Those “aha!” moments aren’t too rare, as there are a good handful of levels to complete. There’s even some puzzles that play with light and shadows towards the end. But just as a new type of box gets introduced, and just as the puzzles start to really get the noggin thinking, the adventure is over. Most players will finish Solo: Islands of the Heart in 4-6 hours, and many in much less time than that. It’s a shame, because the mixture of different boxes could have led to some much more involved puzzles. Perhaps a level editor would have helped things, but that would likely have prohibitively increased development time and resources required of the small team.
The Unity Engine runs things in Solo, and since the most action in this game involves Diglett-type animals burrowing towards or away from the player, it is a good engine choice. Generally, things run smoothly, though occasionally the player character can be difficult to maneuver subtly when scaling up walls on blocks. Some visual effects do occasionally seem to load without textures, though the issue is never as bad as in a certain notoriously terrible game that shall not be named.
Solo: Islands of the Heart Review - A Little Love Analysis (PS4) | PSLS
More Like an Online Quiz

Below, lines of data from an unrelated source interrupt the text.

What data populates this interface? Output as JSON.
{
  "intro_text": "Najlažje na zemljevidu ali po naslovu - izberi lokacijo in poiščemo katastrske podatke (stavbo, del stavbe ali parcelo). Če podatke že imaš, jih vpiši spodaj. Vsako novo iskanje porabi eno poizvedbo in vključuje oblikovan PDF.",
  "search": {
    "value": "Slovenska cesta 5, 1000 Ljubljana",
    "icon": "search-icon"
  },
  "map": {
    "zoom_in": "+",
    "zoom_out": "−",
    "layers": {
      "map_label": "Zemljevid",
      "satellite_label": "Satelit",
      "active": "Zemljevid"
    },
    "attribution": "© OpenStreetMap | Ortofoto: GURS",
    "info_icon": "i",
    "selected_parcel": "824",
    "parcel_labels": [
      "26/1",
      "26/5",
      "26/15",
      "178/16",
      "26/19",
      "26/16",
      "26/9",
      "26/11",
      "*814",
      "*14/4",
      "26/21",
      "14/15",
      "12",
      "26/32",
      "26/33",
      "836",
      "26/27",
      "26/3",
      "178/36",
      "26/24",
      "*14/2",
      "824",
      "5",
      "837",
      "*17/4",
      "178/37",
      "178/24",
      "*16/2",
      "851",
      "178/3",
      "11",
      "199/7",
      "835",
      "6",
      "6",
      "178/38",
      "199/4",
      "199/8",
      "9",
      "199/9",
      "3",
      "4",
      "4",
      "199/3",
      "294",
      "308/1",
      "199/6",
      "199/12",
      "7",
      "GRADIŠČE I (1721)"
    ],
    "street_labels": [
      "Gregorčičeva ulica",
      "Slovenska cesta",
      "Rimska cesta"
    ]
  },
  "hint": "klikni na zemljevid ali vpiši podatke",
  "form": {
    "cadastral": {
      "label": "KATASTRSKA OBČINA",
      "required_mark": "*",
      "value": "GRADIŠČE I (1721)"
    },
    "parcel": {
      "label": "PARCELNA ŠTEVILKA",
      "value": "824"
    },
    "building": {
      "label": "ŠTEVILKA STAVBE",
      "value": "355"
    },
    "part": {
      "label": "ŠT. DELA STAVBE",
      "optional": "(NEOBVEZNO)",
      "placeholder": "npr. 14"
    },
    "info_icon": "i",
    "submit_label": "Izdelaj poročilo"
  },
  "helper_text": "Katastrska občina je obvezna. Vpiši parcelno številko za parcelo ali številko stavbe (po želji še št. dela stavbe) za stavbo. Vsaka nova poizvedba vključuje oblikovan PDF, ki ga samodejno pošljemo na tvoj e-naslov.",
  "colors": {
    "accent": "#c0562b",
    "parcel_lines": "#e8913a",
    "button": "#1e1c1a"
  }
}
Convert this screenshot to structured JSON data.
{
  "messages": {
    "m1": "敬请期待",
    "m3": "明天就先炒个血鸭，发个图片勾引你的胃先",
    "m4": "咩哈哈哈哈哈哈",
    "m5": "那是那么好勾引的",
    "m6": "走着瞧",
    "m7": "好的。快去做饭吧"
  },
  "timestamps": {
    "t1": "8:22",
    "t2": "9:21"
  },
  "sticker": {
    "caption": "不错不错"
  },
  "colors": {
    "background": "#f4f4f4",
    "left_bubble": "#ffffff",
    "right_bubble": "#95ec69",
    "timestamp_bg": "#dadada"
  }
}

The end of the game gives you a summary of the choices you made, and then a short analysis of what this means for your style of giving and receiving love. From my experience, it was fairly accurate when I answered honestly. On the other hand, because only a dozen or so questions were asked, the analysis ended up feeling like an online quiz, as it lacked any real authority on the subject.
Solo: Islands of the Heart is perhaps the most introspective game to release this year. The gameplay may not have much to do with the story, but the puzzles are decent roadblocks on the journey. The whole adventure will only take most gamers 4-6 hours to complete, and while that may feel like enough for the price ($19.99) for some, just as the puzzles start to get more challenging, the game is over. Fans of puzzle games may want to check out Solo: Islands of the Heart, but those who are expecting a major challenge will probably want to look elsewhere.
Solo: Islands of the Heart review code provided by publisher. Version 1.00 reviewed on a PS4 Pro. For more information on scoring please see our Review Policy.